── Material provided

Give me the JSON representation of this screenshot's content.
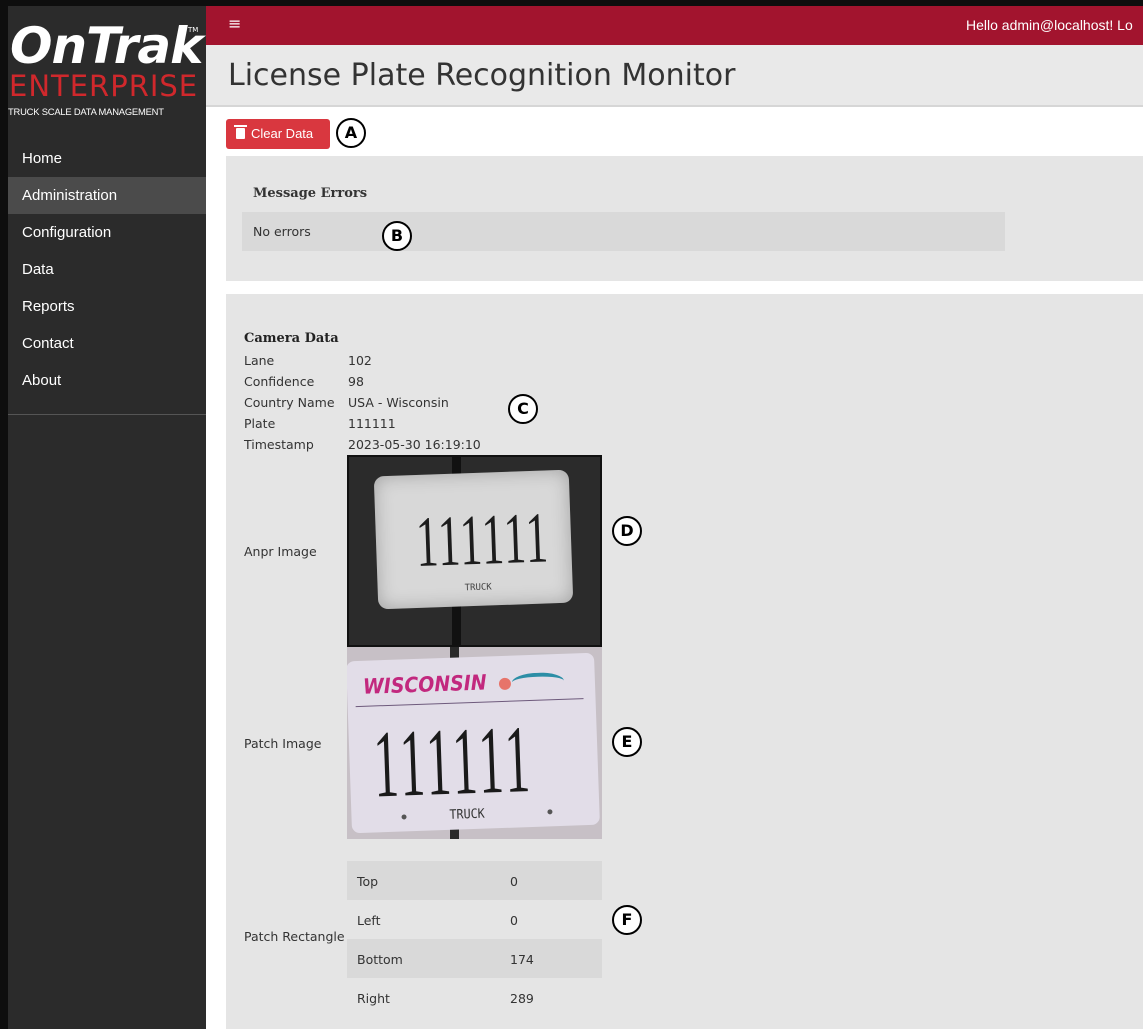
{
  "brand": {
    "name": "OnTrak",
    "tm": "TM",
    "edition": "ENTERPRISE",
    "tagline": "TRUCK SCALE DATA MANAGEMENT",
    "colors": {
      "primary": "#a2142e",
      "accent": "#d0282c",
      "sidebar": "#2b2b2b"
    }
  },
  "sidebar": {
    "items": [
      {
        "label": "Home",
        "active": false
      },
      {
        "label": "Administration",
        "active": true
      },
      {
        "label": "Configuration",
        "active": false
      },
      {
        "label": "Data",
        "active": false
      },
      {
        "label": "Reports",
        "active": false
      },
      {
        "label": "Contact",
        "active": false
      },
      {
        "label": "About",
        "active": false
      }
    ]
  },
  "topbar": {
    "menu_icon": "hamburger-menu-icon",
    "greeting": "Hello admin@localhost!  Lo"
  },
  "page": {
    "title": "License Plate Recognition Monitor"
  },
  "toolbar": {
    "clear_label": "Clear Data",
    "clear_icon": "trash-icon"
  },
  "errors": {
    "title": "Message Errors",
    "message": "No errors"
  },
  "camera": {
    "title": "Camera Data",
    "fields": [
      {
        "label": "Lane",
        "value": "102"
      },
      {
        "label": "Confidence",
        "value": "98"
      },
      {
        "label": "Country Name",
        "value": "USA - Wisconsin"
      },
      {
        "label": "Plate",
        "value": "111111"
      },
      {
        "label": "Timestamp",
        "value": "2023-05-30 16:19:10"
      }
    ],
    "anpr_label": "Anpr Image",
    "anpr_image": {
      "digits": "111111",
      "sub": "TRUCK"
    },
    "patch_label": "Patch Image",
    "patch_image": {
      "state": "WISCONSIN",
      "digits": "111111",
      "sub": "TRUCK"
    },
    "rect_label": "Patch Rectangle",
    "rect": [
      {
        "key": "Top",
        "value": "0"
      },
      {
        "key": "Left",
        "value": "0"
      },
      {
        "key": "Bottom",
        "value": "174"
      },
      {
        "key": "Right",
        "value": "289"
      }
    ]
  },
  "callouts": [
    "A",
    "B",
    "C",
    "D",
    "E",
    "F"
  ]
}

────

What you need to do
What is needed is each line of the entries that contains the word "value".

Finished exercise
        "value": "102"
        "value": "98"
        "value": "USA - Wisconsin"
        "value": "111111"
        "value": "2023-05-30 16:19:10"
        "value": "0"
        "value": "0"
        "value": "174"
        "value": "289"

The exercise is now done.